The US military has been using artificial intelligence (AI) to power small-sized surveillance drones in special operations forces’ missions to help Ukraine in its conflict with Russia. These special drones are capable of monitoring soldiers’ fitness, forecasting Air Force plane maintenance needs, and surveilling adversaries in space.

But now the Pentagon is pushing even more AI into its weapons with plans to deploy several thousand cost-effective, expendable, AI-enabled autonomous vehicles by 2026 to stay competitive with China.

According to the Deputy Secretary of Defense, Kathleen Hicks, this ambitious project is called ‘Replicator’ and it aims to accelerate the slow transition of U.S. military innovation toward utilizing small, intelligent, cost-effective platforms on a large scale.

Details about the Replicator project, including its funding, are currently unknown, but it is anticipated to expedite crucial decisions regarding the maturity and reliability of AI technologies suitable for deployment, including on weaponized systems.

Pentagon officials, industry experts, and scientists believe that the US will eventually be able to possess fully autonomous lethal weapons within the next few years.
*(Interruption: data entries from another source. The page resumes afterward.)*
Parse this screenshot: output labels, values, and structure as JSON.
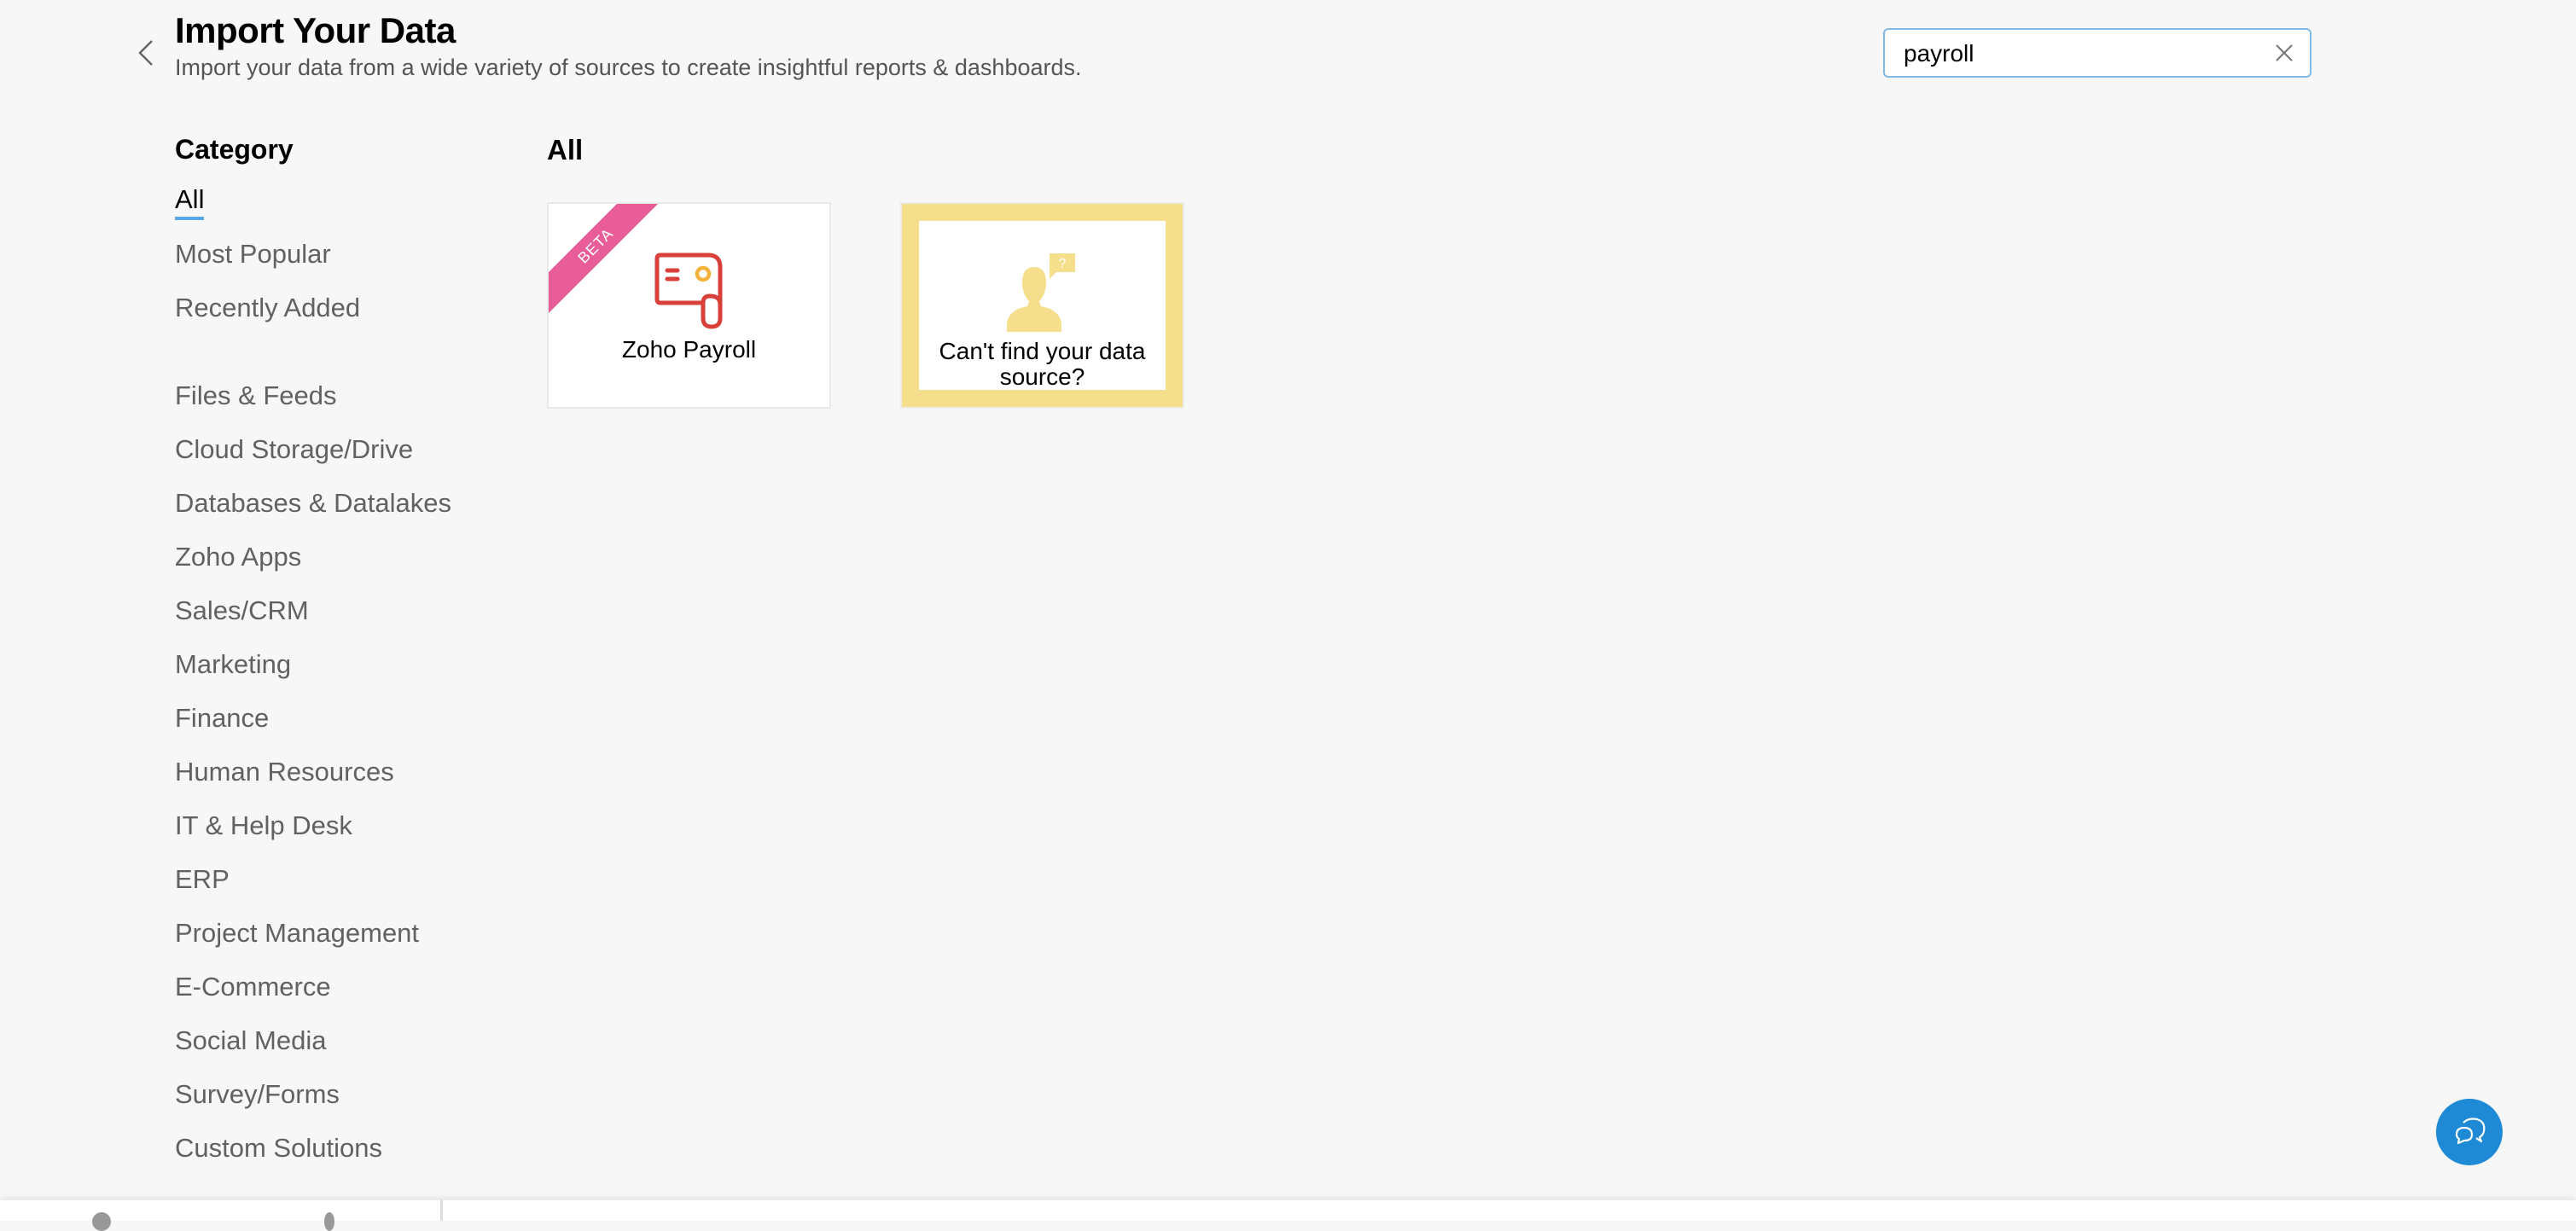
{
  "header": {
    "title": "Import Your Data",
    "subtitle": "Import your data from a wide variety of sources to create insightful reports & dashboards.",
    "back_icon": "chevron-left-icon"
  },
  "search": {
    "value": "payroll",
    "clear_icon": "close-icon"
  },
  "sidebar": {
    "heading": "Category",
    "items": [
      {
        "label": "All",
        "active": true
      },
      {
        "label": "Most Popular"
      },
      {
        "label": "Recently Added"
      },
      {
        "label": "Files & Feeds"
      },
      {
        "label": "Cloud Storage/Drive"
      },
      {
        "label": "Databases & Datalakes"
      },
      {
        "label": "Zoho Apps"
      },
      {
        "label": "Sales/CRM"
      },
      {
        "label": "Marketing"
      },
      {
        "label": "Finance"
      },
      {
        "label": "Human Resources"
      },
      {
        "label": "IT & Help Desk"
      },
      {
        "label": "ERP"
      },
      {
        "label": "Project Management"
      },
      {
        "label": "E-Commerce"
      },
      {
        "label": "Social Media"
      },
      {
        "label": "Survey/Forms"
      },
      {
        "label": "Custom Solutions"
      }
    ]
  },
  "main": {
    "section_title": "All",
    "cards": [
      {
        "label": "Zoho Payroll",
        "badge": "BETA",
        "icon": "payroll-icon"
      },
      {
        "label": "Can't find your data source?",
        "icon": "user-question-icon"
      }
    ]
  },
  "colors": {
    "accent": "#5aa9e6",
    "beta_badge": "#e85d97",
    "payroll_red": "#d9403a",
    "payroll_yellow": "#f2b33d",
    "missing_card": "#f5df8c",
    "chat_button": "#1e8ad6"
  },
  "chat": {
    "icon": "chat-bubbles-icon"
  }
}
Not only that but experts also believe that eventual advancements in data processing speeds and machine-to-machine communications will put humans in supervisory roles in the future, though officials insist that humans will remain in control.

This transition is particularly evident with the anticipated deployment of lethal weapons in drone swarms. Numerous countries, including China, Russia, Iran, India, and Pakistan, are actively developing such technologies though none of these nations have committed to a US-initiated pledge to use AI responsibly for military uses.

This Pentagon project underscores how the rapid development of AI is going to reshape how wars are fought in the future. It also highlights significant technological and personnel challenges in Pentagon procurement and development.

Gregory Allen, a former top Pentagon AI official now at the Center for Strategic and International Studies think tank said: “The Department of Defense is struggling to adopt the AI developments from the last machine-learning breakthrough.”

The Pentagon is currently working on over 800 AI projects, all of which are in testing as of now. These projects mainly involve machine learning and neural networks to help humans gain intel quicker and better than before.